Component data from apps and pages

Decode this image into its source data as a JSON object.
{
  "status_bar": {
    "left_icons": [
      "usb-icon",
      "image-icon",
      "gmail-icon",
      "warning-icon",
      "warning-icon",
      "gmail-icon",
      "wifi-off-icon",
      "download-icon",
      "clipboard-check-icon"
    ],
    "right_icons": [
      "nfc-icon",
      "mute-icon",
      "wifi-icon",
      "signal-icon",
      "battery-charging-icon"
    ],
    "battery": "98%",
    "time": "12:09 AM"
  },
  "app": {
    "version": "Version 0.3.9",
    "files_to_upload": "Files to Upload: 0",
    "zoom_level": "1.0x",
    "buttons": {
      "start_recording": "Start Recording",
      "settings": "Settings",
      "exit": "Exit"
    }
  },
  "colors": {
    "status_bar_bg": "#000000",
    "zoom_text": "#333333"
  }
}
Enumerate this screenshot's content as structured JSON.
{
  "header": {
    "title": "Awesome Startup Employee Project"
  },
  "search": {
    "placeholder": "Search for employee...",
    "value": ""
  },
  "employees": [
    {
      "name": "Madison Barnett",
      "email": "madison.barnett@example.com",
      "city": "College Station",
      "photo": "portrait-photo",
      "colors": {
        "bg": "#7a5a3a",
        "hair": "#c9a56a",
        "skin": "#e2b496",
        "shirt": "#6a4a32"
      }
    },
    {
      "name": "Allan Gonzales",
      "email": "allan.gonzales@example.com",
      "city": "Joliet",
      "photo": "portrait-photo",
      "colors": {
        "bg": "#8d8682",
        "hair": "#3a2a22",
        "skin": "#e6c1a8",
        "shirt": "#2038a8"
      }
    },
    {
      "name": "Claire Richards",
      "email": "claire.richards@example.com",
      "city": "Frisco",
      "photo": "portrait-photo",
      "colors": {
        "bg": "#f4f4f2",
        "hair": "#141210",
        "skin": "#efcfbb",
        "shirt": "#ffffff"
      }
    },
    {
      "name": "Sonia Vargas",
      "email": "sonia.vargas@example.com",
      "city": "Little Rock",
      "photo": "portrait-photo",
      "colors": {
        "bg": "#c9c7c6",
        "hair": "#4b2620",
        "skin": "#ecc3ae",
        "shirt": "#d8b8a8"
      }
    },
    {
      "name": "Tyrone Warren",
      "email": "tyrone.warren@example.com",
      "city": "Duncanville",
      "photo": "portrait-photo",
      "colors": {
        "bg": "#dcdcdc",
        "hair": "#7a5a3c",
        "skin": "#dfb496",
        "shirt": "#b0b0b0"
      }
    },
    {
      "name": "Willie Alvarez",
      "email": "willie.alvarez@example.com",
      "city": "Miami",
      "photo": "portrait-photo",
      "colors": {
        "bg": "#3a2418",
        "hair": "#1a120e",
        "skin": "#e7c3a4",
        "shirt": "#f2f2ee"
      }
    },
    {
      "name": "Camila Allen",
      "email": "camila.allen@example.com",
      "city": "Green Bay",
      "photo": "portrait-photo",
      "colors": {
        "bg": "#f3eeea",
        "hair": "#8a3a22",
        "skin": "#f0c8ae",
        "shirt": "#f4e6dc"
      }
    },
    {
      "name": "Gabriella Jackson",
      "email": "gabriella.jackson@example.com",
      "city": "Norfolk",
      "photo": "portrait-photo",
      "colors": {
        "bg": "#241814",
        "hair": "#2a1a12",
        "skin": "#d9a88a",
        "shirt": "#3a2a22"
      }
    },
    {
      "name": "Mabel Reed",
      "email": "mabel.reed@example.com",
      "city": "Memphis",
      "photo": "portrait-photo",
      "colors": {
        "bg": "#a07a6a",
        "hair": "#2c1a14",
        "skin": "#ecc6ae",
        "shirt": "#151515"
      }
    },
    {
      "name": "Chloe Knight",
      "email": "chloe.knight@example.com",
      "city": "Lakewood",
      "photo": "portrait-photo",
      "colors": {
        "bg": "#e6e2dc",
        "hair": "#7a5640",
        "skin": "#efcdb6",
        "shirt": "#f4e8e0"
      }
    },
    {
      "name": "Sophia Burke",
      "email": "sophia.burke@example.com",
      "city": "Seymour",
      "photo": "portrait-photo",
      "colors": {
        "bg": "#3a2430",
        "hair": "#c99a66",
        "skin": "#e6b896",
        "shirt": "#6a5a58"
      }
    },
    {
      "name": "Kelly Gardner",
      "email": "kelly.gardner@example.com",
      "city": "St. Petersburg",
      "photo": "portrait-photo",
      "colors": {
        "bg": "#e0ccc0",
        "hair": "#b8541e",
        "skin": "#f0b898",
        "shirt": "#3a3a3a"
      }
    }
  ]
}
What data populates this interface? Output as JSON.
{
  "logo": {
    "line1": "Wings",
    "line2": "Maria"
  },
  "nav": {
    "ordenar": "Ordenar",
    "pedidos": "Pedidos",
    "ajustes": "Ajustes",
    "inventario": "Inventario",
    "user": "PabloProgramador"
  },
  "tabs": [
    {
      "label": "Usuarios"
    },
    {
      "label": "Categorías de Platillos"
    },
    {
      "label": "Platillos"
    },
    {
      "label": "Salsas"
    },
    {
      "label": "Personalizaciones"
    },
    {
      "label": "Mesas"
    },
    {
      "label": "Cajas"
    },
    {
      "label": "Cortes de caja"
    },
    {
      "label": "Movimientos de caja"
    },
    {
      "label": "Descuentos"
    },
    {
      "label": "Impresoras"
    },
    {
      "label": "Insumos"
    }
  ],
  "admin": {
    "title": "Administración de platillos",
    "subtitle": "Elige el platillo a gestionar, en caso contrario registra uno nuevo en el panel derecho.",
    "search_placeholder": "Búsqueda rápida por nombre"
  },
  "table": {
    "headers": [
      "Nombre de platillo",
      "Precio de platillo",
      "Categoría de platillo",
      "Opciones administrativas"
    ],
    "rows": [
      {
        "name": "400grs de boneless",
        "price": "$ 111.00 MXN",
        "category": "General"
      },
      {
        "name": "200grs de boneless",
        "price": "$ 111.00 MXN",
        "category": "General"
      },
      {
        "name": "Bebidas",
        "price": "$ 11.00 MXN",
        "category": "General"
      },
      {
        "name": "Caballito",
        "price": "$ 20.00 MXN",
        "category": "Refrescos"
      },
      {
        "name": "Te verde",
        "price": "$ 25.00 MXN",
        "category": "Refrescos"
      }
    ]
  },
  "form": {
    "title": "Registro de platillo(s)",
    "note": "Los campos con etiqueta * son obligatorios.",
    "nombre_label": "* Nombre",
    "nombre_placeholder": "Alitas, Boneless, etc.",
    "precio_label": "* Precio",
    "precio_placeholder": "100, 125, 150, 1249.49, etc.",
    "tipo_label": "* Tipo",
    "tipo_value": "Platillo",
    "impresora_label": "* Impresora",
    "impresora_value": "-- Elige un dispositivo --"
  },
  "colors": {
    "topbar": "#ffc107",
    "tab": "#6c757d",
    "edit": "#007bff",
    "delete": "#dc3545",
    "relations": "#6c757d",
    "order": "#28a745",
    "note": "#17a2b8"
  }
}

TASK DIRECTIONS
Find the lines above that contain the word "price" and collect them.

SOLUTION
        "price": "$ 111.00 MXN",
        "price": "$ 111.00 MXN",
        "price": "$ 11.00 MXN",
        "price": "$ 20.00 MXN",
        "price": "$ 25.00 MXN",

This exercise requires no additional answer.